The Nature of Forgetting
Through physicality and compelling live music, The Nature of Forgetting tells the story of a middle-aged father struggling in the early stages of dementia. It’s a life-affirming journey into a weakened mind, in which broken does not have to mean defeated. The show is a moving articulation of the countless dimensions of memory and amnesia, linking science with real life experiences. Ultimately, the piece is about the fragility of life and that eternal “something” we all share that is left when memory is gone.
Orchestra seating only $30/$25 | K-12 $15 | All fees included
Subscribers receive 50% off all fees, deduct $2.50 from ticket price. Click for details
Group discount of 15% on parties of 8 or more!
Thank you to our show sponsors:
Alton ’38 and Adelaide Hamm Campus Activity Fund
Pre-show panel discussion on Aging Issues – 6 p.m.
The talk will take place in Room 100 in the Class of 1944 Hall, just down the hall from Minsky Recital Hall. When you enter the CCA or Minsky lobby, just look for signs.
Moderator: Len Kaye, PhD
Professor of Social Work at the University of Maine School of Social Work and Director of the UMaine Center on Aging.
Fayeza S. Ahmed, PhD
Assistant Professor in the Department of Psychology whose research is on the intersection of health factors/behaviors and cognitive functioning.
Don Beith, PhD
Assistant Professor of Philosophy, whose currently working at the intersection of environmental philosophy, medical ethics, the philosophy of technology and existentialism.
Greg Carter, Ph.D.
Dr. Carter is a computational biologist studying genetic causes of Alzheimer’s disease at Jackson Laboratory.
This conversation is being facilitated with the help of The McGillicuddy Humanities Center.
More about The Nature of Forgetting:
Profoundly moving… An action packed celebration of life’
– Front Row – BBC Radio 4, John Wilson
Winner ThreeWeeks Editor’s Award
Included in Lyn Gardner’s picks of the Fringe for The Guardian
‘Exquisitely beautiful and punishingly energetic… This is a special show.’
– The List
‘Renders superlatives near redundant… Utterly unmissable.’
– The Edinburgh Reporter

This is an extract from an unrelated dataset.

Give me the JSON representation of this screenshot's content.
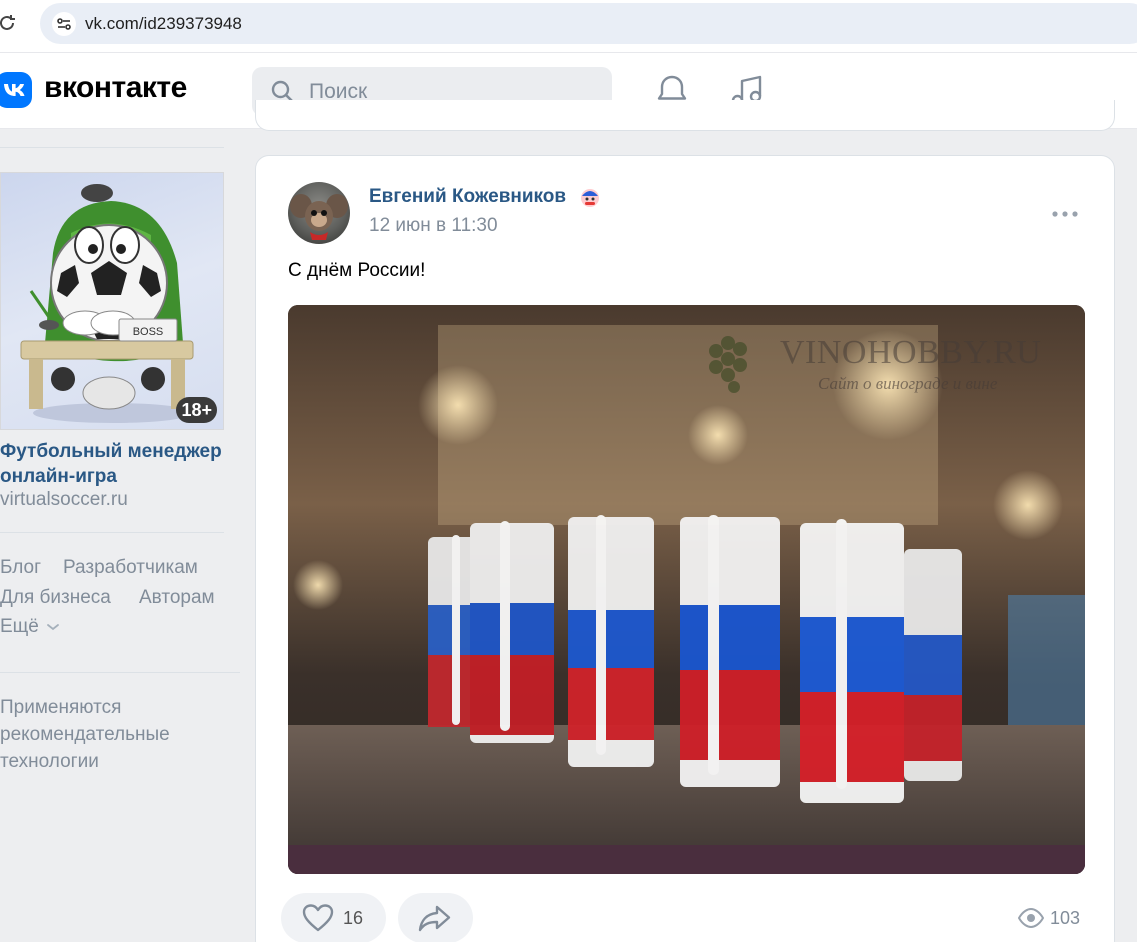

‘Incredible…The Nature Of Forgetting is a powerful reminder of the beauty of mime’
– GQ Magazine UK
‘Breath-taking and bold… A must see.’
– Broadway World
‘This is a work of serious importance.’
– ThreeWeeks Edinburgh
‘This is an extraordinary production.’
– London City Nights
‘The Nature of Forgetting is the highlight of the Fringe.’
– Theatre Bubble
‘This is an exceptionally fine piece of high-energy physical theatre.’
– Edinburgh Guide
‘Unbounded in its imagination and sensational in its execution…’
– The Wee Review
‘A joy to watch… Theatre Re has created something very special.’
– Reviews Hub
‘A truly beautiful, emotionally charged piece of work.’
– EdFringe Review
‘One of those incredibly beautiful pieces of theatre you are likely to remember for a long, long time.’
– Theatre Weekly
‘A production which is truly unforgettable.’
– Highly Recommended by Fringe Review
“Powerful and very moving.”
– British Theatre Guide
“Incredibly beautiful… The Nature of Forgetting is an explosive, joyous celebration of remembering.”
– Exeunt Magazine
“The Nature of Forgetting premiered this week at Shoreditch Town Hall, where it was greeted by sell-out audiences and standing ovations. The three-night run was far too brief – but something tells me we haven’t seen the last of this beautiful and moving show.”
– Theatre Things
“We all know that something is eternal. And it ain’t houses and it ain’t names, and it ain’t earth, and it ain’t even the stars… Everybody knows in their bones that something is eternal, and that something has to do with human beings… There is something, way down deep that’s eternal about every human being… And that’s what’s left when memory is gone.” Thornton Wilder – Our Town